Gold has classically served as a valuable component of any diversified investment portfolio, mainly as a store of value and hedge against uncertainty, both monetary and political. Qualified by its long use as a mechanism for exchange and finite supply, gold has been renowned for centuries as an investment tool. However, recent declines have investors scratching their heads in wonder as prices slide further to the downside. Gold has stood the test of time when it comes to storing value, so why now have prices fallen so quickly? The latest movements can be attributed to a myriad of factors, namely inflation and the value of the dollar. These considerations coupled with investor sentiment are the determinants of price direction at any given time.

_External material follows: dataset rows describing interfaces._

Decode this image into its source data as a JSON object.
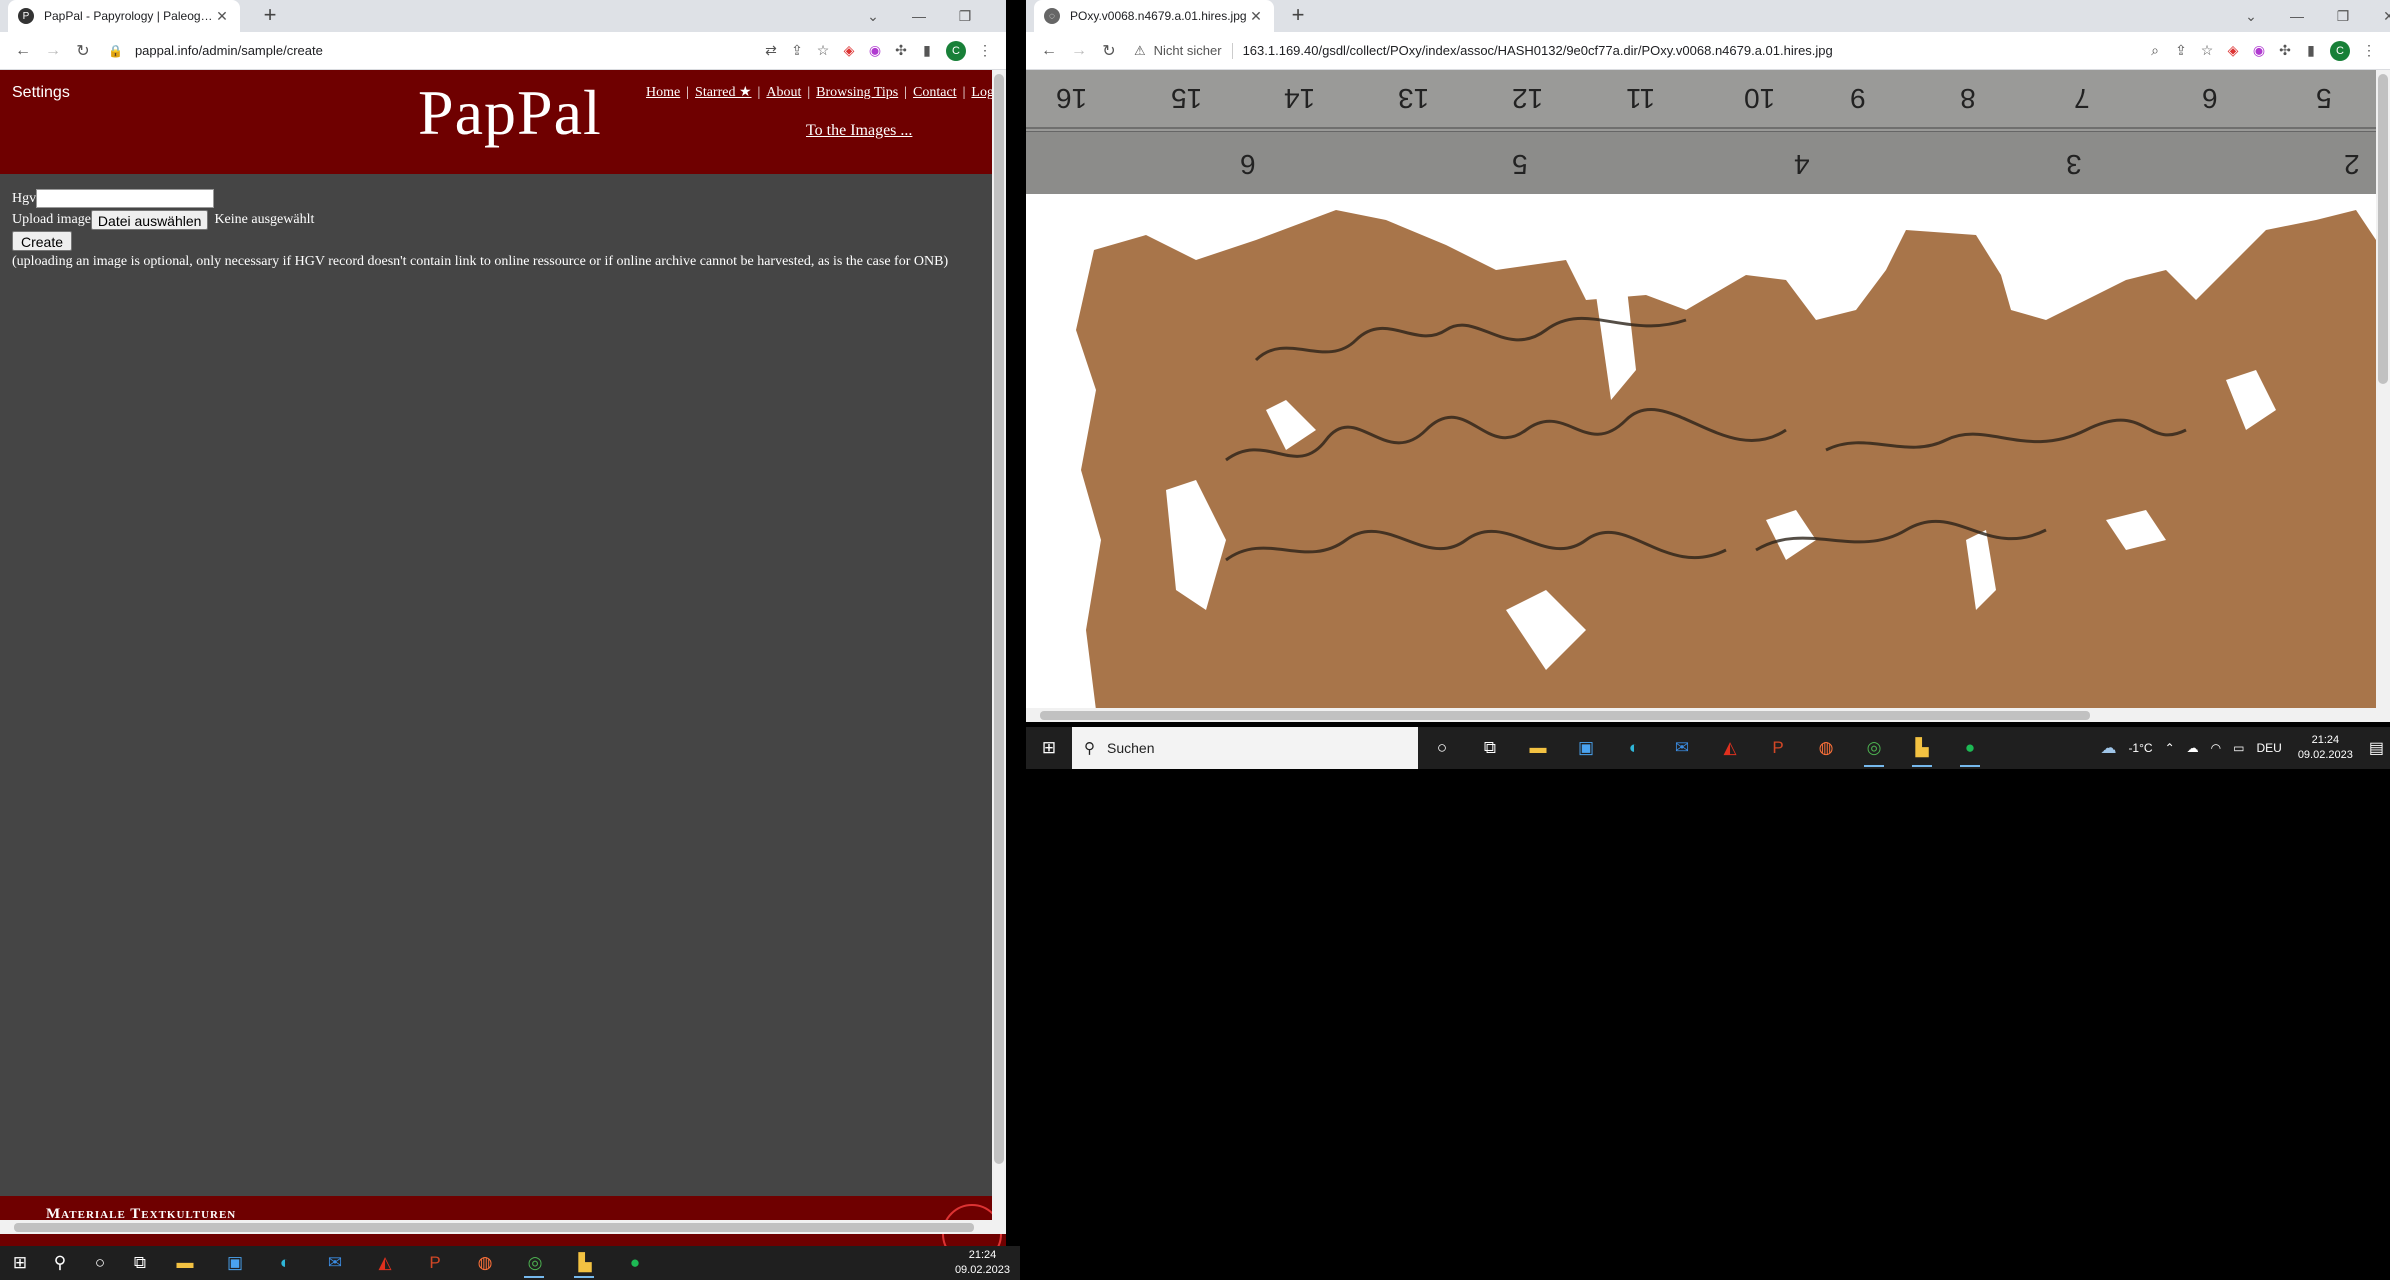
{
  "left_browser": {
    "tab_title": "PapPal - Papyrology | Paleography",
    "url": "pappal.info/admin/sample/create"
  },
  "pappal": {
    "settings": "Settings",
    "logo": "PapPal",
    "nav": [
      "Home",
      "Starred ★",
      "About",
      "Browsing Tips",
      "Contact",
      "Logou"
    ],
    "to_images": "To the Images ...",
    "form": {
      "hgv_label": "Hgv",
      "hgv_value": "",
      "upload_label": "Upload image",
      "file_button": "Datei auswählen",
      "file_status": "Keine ausgewählt",
      "create_button": "Create",
      "note": "(uploading an image is optional, only necessary if HGV record doesn't contain link to online ressource or if online archive cannot be harvested, as is the case for ONB)"
    },
    "footer_text": "Materiale Textkulturen"
  },
  "right_browser": {
    "tab_title": "POxy.v0068.n4679.a.01.hires.jpg",
    "security": "Nicht sicher",
    "url": "163.1.169.40/gsdl/collect/POxy/index/assoc/HASH0132/9e0cf77a.dir/POxy.v0068.n4679.a.01.hires.jpg"
  },
  "ruler": {
    "top_numbers": [
      "16",
      "15",
      "14",
      "13",
      "12",
      "11",
      "10",
      "9",
      "8",
      "7",
      "6",
      "5"
    ],
    "bottom_numbers": [
      "6",
      "5",
      "4",
      "3",
      "2"
    ]
  },
  "taskbar_right": {
    "search_placeholder": "Suchen",
    "weather": "-1°C",
    "language": "DEU",
    "time": "21:24",
    "date": "09.02.2023"
  },
  "taskbar_left": {
    "time": "21:24",
    "date": "09.02.2023"
  },
  "colors": {
    "pappal_red": "#6f0000",
    "page_gray": "#454545",
    "papyrus": "#a8754a"
  }
}
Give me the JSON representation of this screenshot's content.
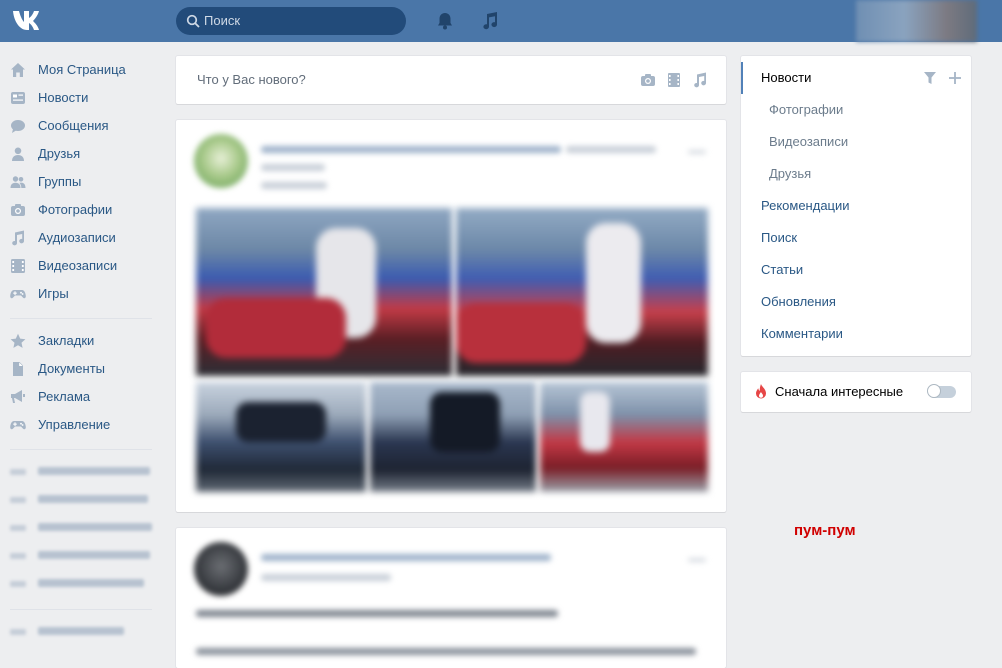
{
  "header": {
    "search_placeholder": "Поиск"
  },
  "leftnav": {
    "items": [
      {
        "label": "Моя Страница",
        "icon": "home-icon"
      },
      {
        "label": "Новости",
        "icon": "news-icon"
      },
      {
        "label": "Сообщения",
        "icon": "messages-icon"
      },
      {
        "label": "Друзья",
        "icon": "friend-icon"
      },
      {
        "label": "Группы",
        "icon": "groups-icon"
      },
      {
        "label": "Фотографии",
        "icon": "camera-icon"
      },
      {
        "label": "Аудиозаписи",
        "icon": "music-icon"
      },
      {
        "label": "Видеозаписи",
        "icon": "video-icon"
      },
      {
        "label": "Игры",
        "icon": "gamepad-icon"
      }
    ],
    "items2": [
      {
        "label": "Закладки",
        "icon": "star-icon"
      },
      {
        "label": "Документы",
        "icon": "document-icon"
      },
      {
        "label": "Реклама",
        "icon": "megaphone-icon"
      },
      {
        "label": "Управление",
        "icon": "gamepad-icon"
      }
    ]
  },
  "composer": {
    "placeholder": "Что у Вас нового?"
  },
  "rightmenu": {
    "items": [
      {
        "label": "Новости",
        "active": true
      },
      {
        "label": "Фотографии",
        "sub": true
      },
      {
        "label": "Видеозаписи",
        "sub": true
      },
      {
        "label": "Друзья",
        "sub": true
      },
      {
        "label": "Рекомендации"
      },
      {
        "label": "Поиск"
      },
      {
        "label": "Статьи"
      },
      {
        "label": "Обновления"
      },
      {
        "label": "Комментарии"
      }
    ]
  },
  "interesting": {
    "label": "Сначала интересные",
    "enabled": false
  },
  "caption": "пум-пум",
  "colors": {
    "header": "#4a76a8",
    "link": "#2a5885",
    "background": "#edeef0",
    "caption": "#d00000"
  }
}
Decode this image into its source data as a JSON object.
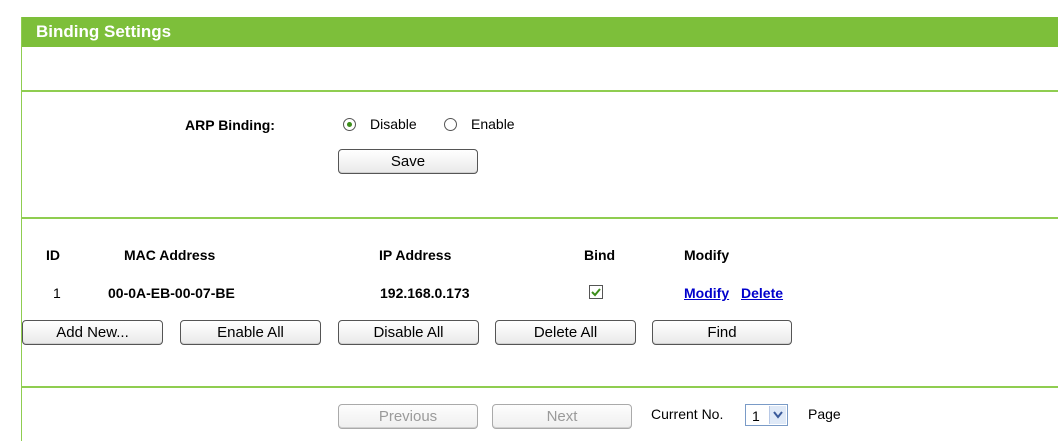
{
  "header": {
    "title": "Binding Settings"
  },
  "arp": {
    "label": "ARP Binding:",
    "options": [
      {
        "label": "Disable",
        "selected": true
      },
      {
        "label": "Enable",
        "selected": false
      }
    ],
    "save_label": "Save"
  },
  "table": {
    "columns": [
      "ID",
      "MAC Address",
      "IP Address",
      "Bind",
      "Modify"
    ],
    "rows": [
      {
        "id": "1",
        "mac": "00-0A-EB-00-07-BE",
        "ip": "192.168.0.173",
        "bind": true,
        "modify": "Modify",
        "delete": "Delete"
      }
    ]
  },
  "actions": {
    "add_new": "Add New...",
    "enable_all": "Enable All",
    "disable_all": "Disable All",
    "delete_all": "Delete All",
    "find": "Find"
  },
  "pagination": {
    "previous": "Previous",
    "next": "Next",
    "current_label": "Current No.",
    "current_value": "1",
    "page_label": "Page"
  },
  "colors": {
    "header_bg": "#7dbf3a",
    "rule": "#8fcd50",
    "link": "#0000cc",
    "radio_dot": "#3c8e1a"
  }
}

Although much has been made of the recent rush to buy precious metal coins, the sheer volume of physical demand has had limited impact on prices. Typically speaking, investors look to gold to hedge against inflation or losses in a fiat currency. With inflation globally biased to the downside or even negative (deflation) in the case of some Asian and European countries, worrying about diminished value of fiat currencies is not as serious a concern. Inflation specifically would see purchasing power eroded over time which is not happening right now. It also serves as a significant hedge against quantitative easing which invariably causes a currency to depreciate. However, looking at XAUUSD, or dollar-based gold prices, the tumultuous drop has been accompanied by a strong appreciation in the dollar. With inflation levels exceedingly low in the US coupled with dollar momentum as of result of the interest rate outlook, there is substantially more room for gold prices to fall. A few reasons prices could rise are renewed inflation, another round of money printing, or geopolitical considerations like war. However, based on the current trajectory, gold prices will easily test $1130 and below if conditions hold.
Gold’s Shine is Fading
Andamento del mercato - 09/03/2015